[Stored items from a collection]
- - - - -
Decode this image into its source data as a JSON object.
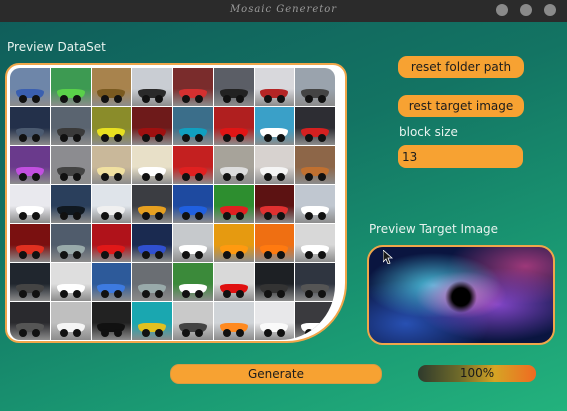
{
  "window": {
    "title": "Mosaic Generetor"
  },
  "dataset_label": "Preview DataSet",
  "buttons": {
    "reset_folder": "reset folder path",
    "reset_target": "rest target image",
    "generate": "Generate"
  },
  "block_size": {
    "label": "block size",
    "value": "13"
  },
  "target_label": "Preview Target Image",
  "progress": {
    "value": 1.0,
    "text": "100%"
  },
  "accent_color": "#f7a232",
  "dataset_tile_colors": [
    [
      "#6e86a9",
      "#3d9a52",
      "#a8834d",
      "#c9cdd3",
      "#7a2c2c",
      "#5b5e66",
      "#d8d8dc",
      "#9aa3ad"
    ],
    [
      "#23304a",
      "#5a6470",
      "#8a8c2a",
      "#6e1a1a",
      "#3b6e8a",
      "#b01f1f",
      "#3aa0c8",
      "#2d2d33"
    ],
    [
      "#6a3a8c",
      "#8c8c90",
      "#c9b89a",
      "#e8e0c8",
      "#c42020",
      "#a7a39a",
      "#d7d2cf",
      "#8d6648"
    ],
    [
      "#e9e9ee",
      "#2a3f5c",
      "#dfe4ea",
      "#3b3d42",
      "#1e4aa0",
      "#2d8e2f",
      "#5c1212",
      "#c0c7d0"
    ],
    [
      "#7a1010",
      "#505c6c",
      "#b0121a",
      "#1a2a50",
      "#c6c9cc",
      "#e69a10",
      "#ef6f12",
      "#d8d8d8"
    ],
    [
      "#20262e",
      "#dedede",
      "#2d5a9a",
      "#6a6e73",
      "#3b8a3a",
      "#d9d9d9",
      "#1d2024",
      "#2f3540"
    ],
    [
      "#2a2a2e",
      "#bfbfbf",
      "#222",
      "#1aa7b0",
      "#c9c9c9",
      "#d0d4d8",
      "#e8e8ea",
      "#3a3a3e"
    ]
  ],
  "dataset_car_colors": [
    [
      "#3a5fb0",
      "#5ad14a",
      "#7a5a20",
      "#2a2a2a",
      "#d43030",
      "#222",
      "#b52525",
      "#444"
    ],
    [
      "#4b5a70",
      "#3a3a3a",
      "#e8e020",
      "#a01010",
      "#10a0c0",
      "#e01515",
      "#ffffff",
      "#d42020"
    ],
    [
      "#c24fe0",
      "#444",
      "#f0e0a0",
      "#ffffff",
      "#e02020",
      "#ddd",
      "#f5f5f5",
      "#c07030"
    ],
    [
      "#ffffff",
      "#101820",
      "#f0f0f0",
      "#e6a020",
      "#2060e0",
      "#e02020",
      "#e03030",
      "#ffffff"
    ],
    [
      "#e03020",
      "#9aa",
      "#e01818",
      "#3050d0",
      "#ffffff",
      "#ff9a10",
      "#ff7a10",
      "#ffffff"
    ],
    [
      "#444",
      "#ffffff",
      "#3d7ae0",
      "#9aa",
      "#ffffff",
      "#e01010",
      "#333",
      "#555"
    ],
    [
      "#555",
      "#f5f5f5",
      "#111",
      "#e0c020",
      "#444",
      "#ff8a20",
      "#fafafa",
      "#ffffff"
    ]
  ]
}
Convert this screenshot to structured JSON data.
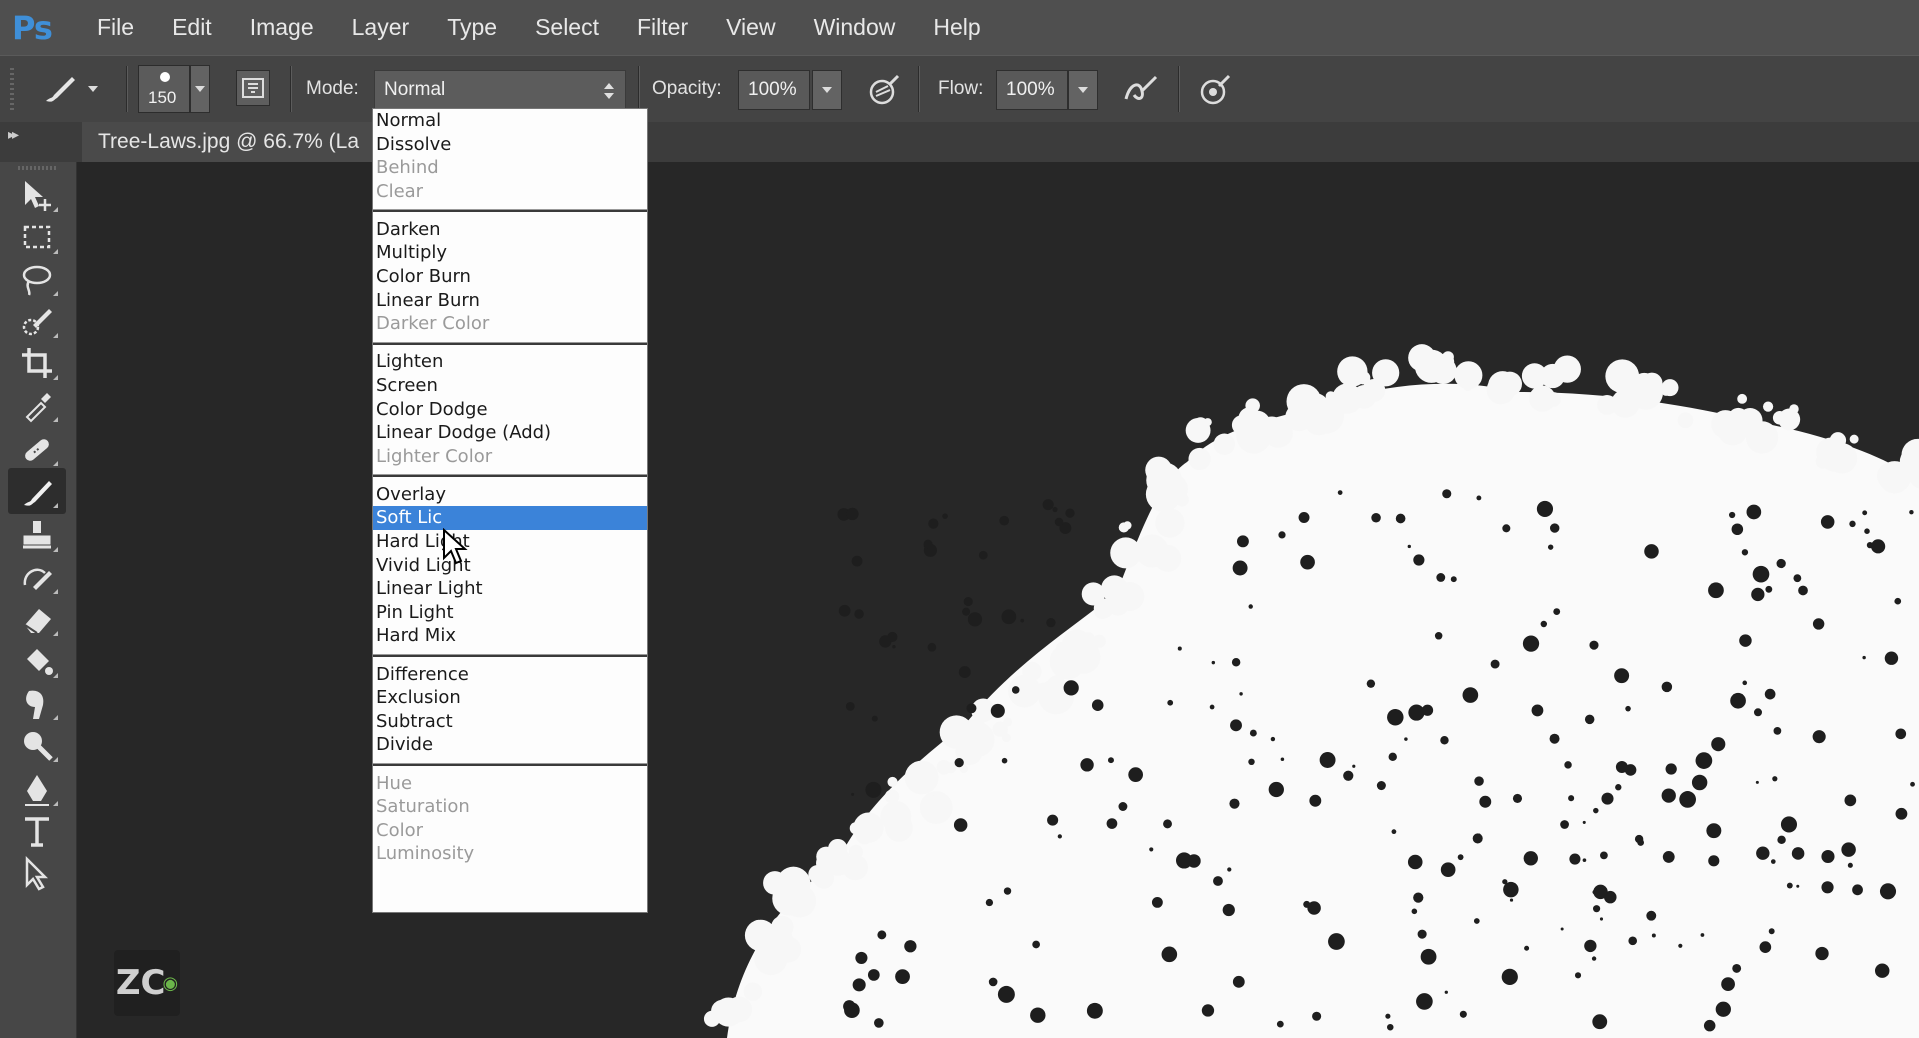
{
  "app": {
    "logo": "Ps"
  },
  "menu": [
    "File",
    "Edit",
    "Image",
    "Layer",
    "Type",
    "Select",
    "Filter",
    "View",
    "Window",
    "Help"
  ],
  "options_bar": {
    "tool_icon": "brush-icon",
    "brush_size": "150",
    "mode_label": "Mode:",
    "mode_value": "Normal",
    "opacity_label": "Opacity:",
    "opacity_value": "100%",
    "flow_label": "Flow:",
    "flow_value": "100%"
  },
  "document_tab": {
    "title": "Tree-Laws.jpg @ 66.7% (La"
  },
  "tools": [
    "move-tool-icon",
    "rectangular-marquee-icon",
    "lasso-icon",
    "quick-selection-icon",
    "crop-icon",
    "eyedropper-icon",
    "healing-brush-icon",
    "brush-icon",
    "clone-stamp-icon",
    "history-brush-icon",
    "eraser-icon",
    "paint-bucket-icon",
    "smudge-icon",
    "dodge-icon",
    "pen-icon",
    "type-icon",
    "path-selection-icon"
  ],
  "active_tool": "brush-icon",
  "blend_modes": [
    [
      {
        "label": "Normal",
        "enabled": true
      },
      {
        "label": "Dissolve",
        "enabled": true
      },
      {
        "label": "Behind",
        "enabled": false
      },
      {
        "label": "Clear",
        "enabled": false
      }
    ],
    [
      {
        "label": "Darken",
        "enabled": true
      },
      {
        "label": "Multiply",
        "enabled": true
      },
      {
        "label": "Color Burn",
        "enabled": true
      },
      {
        "label": "Linear Burn",
        "enabled": true
      },
      {
        "label": "Darker Color",
        "enabled": false
      }
    ],
    [
      {
        "label": "Lighten",
        "enabled": true
      },
      {
        "label": "Screen",
        "enabled": true
      },
      {
        "label": "Color Dodge",
        "enabled": true
      },
      {
        "label": "Linear Dodge (Add)",
        "enabled": true
      },
      {
        "label": "Lighter Color",
        "enabled": false
      }
    ],
    [
      {
        "label": "Overlay",
        "enabled": true
      },
      {
        "label": "Soft Lic",
        "enabled": true,
        "selected": true
      },
      {
        "label": "Hard Light",
        "enabled": true
      },
      {
        "label": "Vivid Light",
        "enabled": true
      },
      {
        "label": "Linear Light",
        "enabled": true
      },
      {
        "label": "Pin Light",
        "enabled": true
      },
      {
        "label": "Hard Mix",
        "enabled": true
      }
    ],
    [
      {
        "label": "Difference",
        "enabled": true
      },
      {
        "label": "Exclusion",
        "enabled": true
      },
      {
        "label": "Subtract",
        "enabled": true
      },
      {
        "label": "Divide",
        "enabled": true
      }
    ],
    [
      {
        "label": "Hue",
        "enabled": false
      },
      {
        "label": "Saturation",
        "enabled": false
      },
      {
        "label": "Color",
        "enabled": false
      },
      {
        "label": "Luminosity",
        "enabled": false
      }
    ]
  ],
  "watermark": {
    "text": "ZC"
  },
  "colors": {
    "accent": "#3b83d9",
    "menubar": "#4f4f4f",
    "optionsbar": "#444444",
    "canvas": "#272727"
  }
}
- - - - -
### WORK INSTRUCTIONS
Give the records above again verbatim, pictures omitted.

### OUTPUT BELOW
Decode this image into its source data as a JSON object.
{
  "window": {
    "title": "Mosaic Generetor"
  },
  "dataset_label": "Preview DataSet",
  "buttons": {
    "reset_folder": "reset folder path",
    "reset_target": "rest target image",
    "generate": "Generate"
  },
  "block_size": {
    "label": "block size",
    "value": "13"
  },
  "target_label": "Preview Target Image",
  "progress": {
    "value": 1.0,
    "text": "100%"
  },
  "accent_color": "#f7a232",
  "dataset_tile_colors": [
    [
      "#6e86a9",
      "#3d9a52",
      "#a8834d",
      "#c9cdd3",
      "#7a2c2c",
      "#5b5e66",
      "#d8d8dc",
      "#9aa3ad"
    ],
    [
      "#23304a",
      "#5a6470",
      "#8a8c2a",
      "#6e1a1a",
      "#3b6e8a",
      "#b01f1f",
      "#3aa0c8",
      "#2d2d33"
    ],
    [
      "#6a3a8c",
      "#8c8c90",
      "#c9b89a",
      "#e8e0c8",
      "#c42020",
      "#a7a39a",
      "#d7d2cf",
      "#8d6648"
    ],
    [
      "#e9e9ee",
      "#2a3f5c",
      "#dfe4ea",
      "#3b3d42",
      "#1e4aa0",
      "#2d8e2f",
      "#5c1212",
      "#c0c7d0"
    ],
    [
      "#7a1010",
      "#505c6c",
      "#b0121a",
      "#1a2a50",
      "#c6c9cc",
      "#e69a10",
      "#ef6f12",
      "#d8d8d8"
    ],
    [
      "#20262e",
      "#dedede",
      "#2d5a9a",
      "#6a6e73",
      "#3b8a3a",
      "#d9d9d9",
      "#1d2024",
      "#2f3540"
    ],
    [
      "#2a2a2e",
      "#bfbfbf",
      "#222",
      "#1aa7b0",
      "#c9c9c9",
      "#d0d4d8",
      "#e8e8ea",
      "#3a3a3e"
    ]
  ],
  "dataset_car_colors": [
    [
      "#3a5fb0",
      "#5ad14a",
      "#7a5a20",
      "#2a2a2a",
      "#d43030",
      "#222",
      "#b52525",
      "#444"
    ],
    [
      "#4b5a70",
      "#3a3a3a",
      "#e8e020",
      "#a01010",
      "#10a0c0",
      "#e01515",
      "#ffffff",
      "#d42020"
    ],
    [
      "#c24fe0",
      "#444",
      "#f0e0a0",
      "#ffffff",
      "#e02020",
      "#ddd",
      "#f5f5f5",
      "#c07030"
    ],
    [
      "#ffffff",
      "#101820",
      "#f0f0f0",
      "#e6a020",
      "#2060e0",
      "#e02020",
      "#e03030",
      "#ffffff"
    ],
    [
      "#e03020",
      "#9aa",
      "#e01818",
      "#3050d0",
      "#ffffff",
      "#ff9a10",
      "#ff7a10",
      "#ffffff"
    ],
    [
      "#444",
      "#ffffff",
      "#3d7ae0",
      "#9aa",
      "#ffffff",
      "#e01010",
      "#333",
      "#555"
    ],
    [
      "#555",
      "#f5f5f5",
      "#111",
      "#e0c020",
      "#444",
      "#ff8a20",
      "#fafafa",
      "#ffffff"
    ]
  ]
}
Convert this screenshot to structured JSON data.
{
  "app": {
    "logo": "Ps"
  },
  "menu": [
    "File",
    "Edit",
    "Image",
    "Layer",
    "Type",
    "Select",
    "Filter",
    "View",
    "Window",
    "Help"
  ],
  "options_bar": {
    "tool_icon": "brush-icon",
    "brush_size": "150",
    "mode_label": "Mode:",
    "mode_value": "Normal",
    "opacity_label": "Opacity:",
    "opacity_value": "100%",
    "flow_label": "Flow:",
    "flow_value": "100%"
  },
  "document_tab": {
    "title": "Tree-Laws.jpg @ 66.7% (La"
  },
  "tools": [
    "move-tool-icon",
    "rectangular-marquee-icon",
    "lasso-icon",
    "quick-selection-icon",
    "crop-icon",
    "eyedropper-icon",
    "healing-brush-icon",
    "brush-icon",
    "clone-stamp-icon",
    "history-brush-icon",
    "eraser-icon",
    "paint-bucket-icon",
    "smudge-icon",
    "dodge-icon",
    "pen-icon",
    "type-icon",
    "path-selection-icon"
  ],
  "active_tool": "brush-icon",
  "blend_modes": [
    [
      {
        "label": "Normal",
        "enabled": true
      },
      {
        "label": "Dissolve",
        "enabled": true
      },
      {
        "label": "Behind",
        "enabled": false
      },
      {
        "label": "Clear",
        "enabled": false
      }
    ],
    [
      {
        "label": "Darken",
        "enabled": true
      },
      {
        "label": "Multiply",
        "enabled": true
      },
      {
        "label": "Color Burn",
        "enabled": true
      },
      {
        "label": "Linear Burn",
        "enabled": true
      },
      {
        "label": "Darker Color",
        "enabled": false
      }
    ],
    [
      {
        "label": "Lighten",
        "enabled": true
      },
      {
        "label": "Screen",
        "enabled": true
      },
      {
        "label": "Color Dodge",
        "enabled": true
      },
      {
        "label": "Linear Dodge (Add)",
        "enabled": true
      },
      {
        "label": "Lighter Color",
        "enabled": false
      }
    ],
    [
      {
        "label": "Overlay",
        "enabled": true
      },
      {
        "label": "Soft Lic",
        "enabled": true,
        "selected": true
      },
      {
        "label": "Hard Light",
        "enabled": true
      },
      {
        "label": "Vivid Light",
        "enabled": true
      },
      {
        "label": "Linear Light",
        "enabled": true
      },
      {
        "label": "Pin Light",
        "enabled": true
      },
      {
        "label": "Hard Mix",
        "enabled": true
      }
    ],
    [
      {
        "label": "Difference",
        "enabled": true
      },
      {
        "label": "Exclusion",
        "enabled": true
      },
      {
        "label": "Subtract",
        "enabled": true
      },
      {
        "label": "Divide",
        "enabled": true
      }
    ],
    [
      {
        "label": "Hue",
        "enabled": false
      },
      {
        "label": "Saturation",
        "enabled": false
      },
      {
        "label": "Color",
        "enabled": false
      },
      {
        "label": "Luminosity",
        "enabled": false
      }
    ]
  ],
  "watermark": {
    "text": "ZC"
  },
  "colors": {
    "accent": "#3b83d9",
    "menubar": "#4f4f4f",
    "optionsbar": "#444444",
    "canvas": "#272727"
  }
}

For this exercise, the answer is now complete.